3 The Arab League in the meeting held in early August by its foreign ministers refused to recognize the Governing Council recently formed in Iraq, and rationalized the decision on the basis that recognition would be tantamount to accepting occupation. According to the charter of the League, UN Security Council resolutions must be accepted and adhered to as well as international treaties. The UN passed Security Council resolution 1483, under U.S. pressure, that basically legitimized the occupation of Iraq and placed the country under the administrative control of the occupying forces. U.S. forces occupy parts of almost every Arab state, kingdom or sheikhdom with the exception of a few, and hence the Arab foreign ministers’  talk of not willing to recognize occupation by the U.S. is nothing but hogwash.  Moreover, they are in contravention of the very UNSC resolutions that they proclaim to enforce. The real motive for their action lies elsewhere. A genuine change towards democracy in Iraq would threaten all of these illegitimate governments, and thus they have been united in actively opposing any reasonable resolution to the Iraq crisis. They have not even proposed any alternative to U.S. occupation, nor outlined a “road map” for ending occupation. Moreover, Arab official media continue to portray any escalation in Iraq on religious, sectarian and ethnic bases, and hardly any voice is given to the secular voices that are widely available inside the country.
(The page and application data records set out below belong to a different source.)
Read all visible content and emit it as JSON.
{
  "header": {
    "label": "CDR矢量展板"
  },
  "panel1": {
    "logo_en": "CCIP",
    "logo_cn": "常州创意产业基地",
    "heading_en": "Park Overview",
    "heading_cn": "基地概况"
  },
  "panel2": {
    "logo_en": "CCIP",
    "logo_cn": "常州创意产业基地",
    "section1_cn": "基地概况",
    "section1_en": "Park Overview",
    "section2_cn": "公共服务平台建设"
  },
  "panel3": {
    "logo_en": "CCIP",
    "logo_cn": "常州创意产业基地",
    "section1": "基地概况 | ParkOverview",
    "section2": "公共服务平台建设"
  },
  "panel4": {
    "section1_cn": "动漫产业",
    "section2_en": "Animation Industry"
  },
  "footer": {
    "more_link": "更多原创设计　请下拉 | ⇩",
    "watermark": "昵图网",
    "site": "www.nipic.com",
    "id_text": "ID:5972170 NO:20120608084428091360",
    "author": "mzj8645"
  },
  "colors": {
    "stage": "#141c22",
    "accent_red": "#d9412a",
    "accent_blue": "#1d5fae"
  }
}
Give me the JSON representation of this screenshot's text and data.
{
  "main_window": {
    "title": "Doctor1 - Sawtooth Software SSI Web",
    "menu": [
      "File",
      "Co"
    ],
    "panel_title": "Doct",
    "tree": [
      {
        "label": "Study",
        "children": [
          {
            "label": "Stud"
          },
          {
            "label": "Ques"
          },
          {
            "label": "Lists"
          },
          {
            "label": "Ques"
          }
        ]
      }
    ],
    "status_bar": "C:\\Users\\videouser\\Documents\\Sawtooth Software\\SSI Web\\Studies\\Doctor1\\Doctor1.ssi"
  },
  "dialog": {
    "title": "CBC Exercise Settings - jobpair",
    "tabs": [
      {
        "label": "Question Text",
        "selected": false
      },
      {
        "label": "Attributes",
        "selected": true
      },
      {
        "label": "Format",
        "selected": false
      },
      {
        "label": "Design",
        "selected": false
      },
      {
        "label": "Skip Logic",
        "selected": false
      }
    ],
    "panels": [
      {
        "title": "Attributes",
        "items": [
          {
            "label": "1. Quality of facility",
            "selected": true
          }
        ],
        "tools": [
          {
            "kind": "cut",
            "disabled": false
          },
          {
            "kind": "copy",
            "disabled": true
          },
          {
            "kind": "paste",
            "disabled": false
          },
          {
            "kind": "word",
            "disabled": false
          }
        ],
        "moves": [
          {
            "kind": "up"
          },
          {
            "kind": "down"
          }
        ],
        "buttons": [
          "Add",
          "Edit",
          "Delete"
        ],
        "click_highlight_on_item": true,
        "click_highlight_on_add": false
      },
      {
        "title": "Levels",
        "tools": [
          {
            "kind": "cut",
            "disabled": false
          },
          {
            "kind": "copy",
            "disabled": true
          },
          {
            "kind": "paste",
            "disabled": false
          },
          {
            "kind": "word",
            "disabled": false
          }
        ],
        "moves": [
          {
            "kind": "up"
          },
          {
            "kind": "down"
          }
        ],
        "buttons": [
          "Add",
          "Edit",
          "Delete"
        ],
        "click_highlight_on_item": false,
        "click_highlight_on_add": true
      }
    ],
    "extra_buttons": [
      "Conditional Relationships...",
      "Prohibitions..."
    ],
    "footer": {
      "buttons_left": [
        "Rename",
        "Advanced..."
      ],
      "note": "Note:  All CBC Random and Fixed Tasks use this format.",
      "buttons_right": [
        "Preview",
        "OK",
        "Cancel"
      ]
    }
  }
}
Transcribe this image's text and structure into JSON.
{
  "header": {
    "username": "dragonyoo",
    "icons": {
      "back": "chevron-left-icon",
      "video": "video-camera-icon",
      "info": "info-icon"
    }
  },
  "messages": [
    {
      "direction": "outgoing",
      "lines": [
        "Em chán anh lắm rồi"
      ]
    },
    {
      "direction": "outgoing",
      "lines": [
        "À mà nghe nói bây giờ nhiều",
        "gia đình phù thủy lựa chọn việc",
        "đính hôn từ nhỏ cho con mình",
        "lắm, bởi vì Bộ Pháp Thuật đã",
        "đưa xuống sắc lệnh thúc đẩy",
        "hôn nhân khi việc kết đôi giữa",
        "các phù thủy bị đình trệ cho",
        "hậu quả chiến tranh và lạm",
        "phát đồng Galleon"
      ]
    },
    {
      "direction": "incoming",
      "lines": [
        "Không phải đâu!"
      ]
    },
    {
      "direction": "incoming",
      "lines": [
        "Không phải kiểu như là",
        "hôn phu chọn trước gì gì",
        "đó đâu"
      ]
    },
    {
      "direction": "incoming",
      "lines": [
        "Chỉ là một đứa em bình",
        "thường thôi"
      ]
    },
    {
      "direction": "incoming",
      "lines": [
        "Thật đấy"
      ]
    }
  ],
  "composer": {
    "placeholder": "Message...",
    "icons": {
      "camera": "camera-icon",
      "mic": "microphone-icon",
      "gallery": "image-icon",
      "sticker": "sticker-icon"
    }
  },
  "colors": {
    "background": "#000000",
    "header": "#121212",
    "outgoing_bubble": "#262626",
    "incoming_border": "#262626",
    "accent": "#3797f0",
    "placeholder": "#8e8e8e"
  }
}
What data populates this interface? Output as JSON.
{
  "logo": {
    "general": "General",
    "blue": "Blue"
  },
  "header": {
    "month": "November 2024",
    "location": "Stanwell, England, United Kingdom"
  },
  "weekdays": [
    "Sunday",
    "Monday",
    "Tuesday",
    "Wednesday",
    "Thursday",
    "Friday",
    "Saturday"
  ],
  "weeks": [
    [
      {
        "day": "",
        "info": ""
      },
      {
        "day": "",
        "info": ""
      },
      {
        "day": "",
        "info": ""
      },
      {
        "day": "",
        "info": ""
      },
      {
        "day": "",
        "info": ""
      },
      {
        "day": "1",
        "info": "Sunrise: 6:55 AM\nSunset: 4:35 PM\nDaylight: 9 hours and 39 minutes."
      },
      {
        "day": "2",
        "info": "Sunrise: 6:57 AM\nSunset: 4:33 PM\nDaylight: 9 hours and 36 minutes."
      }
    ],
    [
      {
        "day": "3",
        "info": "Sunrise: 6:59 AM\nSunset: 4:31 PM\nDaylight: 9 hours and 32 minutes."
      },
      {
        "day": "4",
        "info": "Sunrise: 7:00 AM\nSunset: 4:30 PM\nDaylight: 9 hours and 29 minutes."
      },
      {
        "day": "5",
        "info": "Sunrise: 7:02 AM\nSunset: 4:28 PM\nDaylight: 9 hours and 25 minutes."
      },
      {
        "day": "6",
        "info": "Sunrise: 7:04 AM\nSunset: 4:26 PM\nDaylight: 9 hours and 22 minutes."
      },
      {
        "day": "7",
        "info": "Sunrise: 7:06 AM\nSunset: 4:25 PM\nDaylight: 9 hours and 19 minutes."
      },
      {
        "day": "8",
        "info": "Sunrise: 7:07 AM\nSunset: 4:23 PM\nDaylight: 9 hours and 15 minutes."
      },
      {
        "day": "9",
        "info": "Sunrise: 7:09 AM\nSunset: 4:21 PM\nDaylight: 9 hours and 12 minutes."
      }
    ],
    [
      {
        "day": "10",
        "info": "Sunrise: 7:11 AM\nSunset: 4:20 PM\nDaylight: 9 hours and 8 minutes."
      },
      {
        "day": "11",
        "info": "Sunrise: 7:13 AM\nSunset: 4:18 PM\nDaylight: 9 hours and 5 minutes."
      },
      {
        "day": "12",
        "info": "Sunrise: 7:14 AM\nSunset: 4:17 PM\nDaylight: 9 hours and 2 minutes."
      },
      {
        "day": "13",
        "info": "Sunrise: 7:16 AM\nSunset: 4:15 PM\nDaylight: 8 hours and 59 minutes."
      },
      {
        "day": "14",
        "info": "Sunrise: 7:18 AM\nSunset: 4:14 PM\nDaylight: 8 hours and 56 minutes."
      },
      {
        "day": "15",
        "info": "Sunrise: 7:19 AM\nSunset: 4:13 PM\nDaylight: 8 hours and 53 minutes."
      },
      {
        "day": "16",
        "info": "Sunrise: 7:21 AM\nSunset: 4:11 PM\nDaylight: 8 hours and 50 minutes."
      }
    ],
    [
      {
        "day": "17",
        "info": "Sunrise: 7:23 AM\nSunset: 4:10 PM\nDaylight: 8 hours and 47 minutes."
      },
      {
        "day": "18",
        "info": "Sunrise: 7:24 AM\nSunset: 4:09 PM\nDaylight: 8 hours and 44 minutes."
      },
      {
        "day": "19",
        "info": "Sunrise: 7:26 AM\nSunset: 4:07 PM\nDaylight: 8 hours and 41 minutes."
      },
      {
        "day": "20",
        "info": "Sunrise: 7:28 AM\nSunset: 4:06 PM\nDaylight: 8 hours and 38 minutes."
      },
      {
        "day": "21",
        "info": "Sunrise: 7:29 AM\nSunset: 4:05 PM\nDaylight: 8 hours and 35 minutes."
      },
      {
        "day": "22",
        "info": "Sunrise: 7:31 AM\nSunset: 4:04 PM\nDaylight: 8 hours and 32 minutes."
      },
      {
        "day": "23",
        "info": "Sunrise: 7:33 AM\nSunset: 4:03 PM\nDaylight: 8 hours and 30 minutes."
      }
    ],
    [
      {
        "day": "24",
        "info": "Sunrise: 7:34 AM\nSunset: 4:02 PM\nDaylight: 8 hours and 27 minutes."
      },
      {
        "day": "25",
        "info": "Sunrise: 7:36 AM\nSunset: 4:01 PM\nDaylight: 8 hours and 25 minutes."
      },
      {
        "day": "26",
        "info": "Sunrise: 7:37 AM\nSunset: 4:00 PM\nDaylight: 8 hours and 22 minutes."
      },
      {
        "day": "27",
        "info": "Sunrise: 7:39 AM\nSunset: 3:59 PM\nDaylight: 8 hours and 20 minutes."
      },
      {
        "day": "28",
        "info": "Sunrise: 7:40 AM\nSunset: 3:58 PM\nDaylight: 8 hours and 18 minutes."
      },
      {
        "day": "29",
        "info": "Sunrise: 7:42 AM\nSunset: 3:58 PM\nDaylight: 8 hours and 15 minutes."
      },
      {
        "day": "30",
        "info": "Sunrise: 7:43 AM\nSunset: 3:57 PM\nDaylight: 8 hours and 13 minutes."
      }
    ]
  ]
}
It is worthy of note that the clashes and confrontations with U.S. forces in regions surrounding Baghdad, notably Faluja, have been partly fuelled by religious fundamentalists, shipped to Iraq before and after the invasion of Iraq, bent on destabilizing the country. These deadly confrontations are not supported by most Iraqis and do not represent a form of armed struggle: they are futile violence whose goal is disruption of ordinary life and serves no useful goal: only innocent civilians die as a consequence.

Wadood Hamad is a physicist, writer and activist. He lives in Vancouver, Canada.


Latest Issue

2024: Vol. 23, No. 2

Latest Issue

2024: Vol. 23, No. 2

By Amal Jamal: A Humanist Perspective on the Causes, Reasonings and Consequences of the Israeli-Palestinian War

By Menachem Klein: A New Judaism?*

By Melvyn Dubofsky: Has Labor Reawakened?

By Loren T. Cannon: The Backlash Continues: How Two Recent SCOTUS Rulings Pose a Threat to LGBTQ+ and Especially Trans and Gender Non-Binary Persons

By Larry N. Gerston: The Rise of Trumpism

By Andrew Kolin: Trump and Trumpism: An American Brand of Fascism

By Allen Wood: Kant After Three Centuries

By Joy James: Marcuse’s Most Famous Student: Angela Davis on Critical Theory and German Idealism*

By Frank M. Kirkland: Africa, We the Underdeveloped: Wynter’s Discontent in the Light of Hegel’s Conception of Development

By Mark Epstein: Pasolini’s Aesthetics

By Rainer Funk: Erich Fromm’s Contribution to Critical Theory

By Marsha Hinds Myrie , Lex Dulong , Jillian Uniacke: Joy James’s New Bones Abolition

By Peter Hudis: Determinism and Freedom: A Review of Michael Löwy’s Rosa Luxemburg: The Incendiary Spark

By Brian Robert Hischier: Fred Camper’s Seeking Brakhage

By Marybeth Tamborra: Chelsea Schields’s Offshore Attachments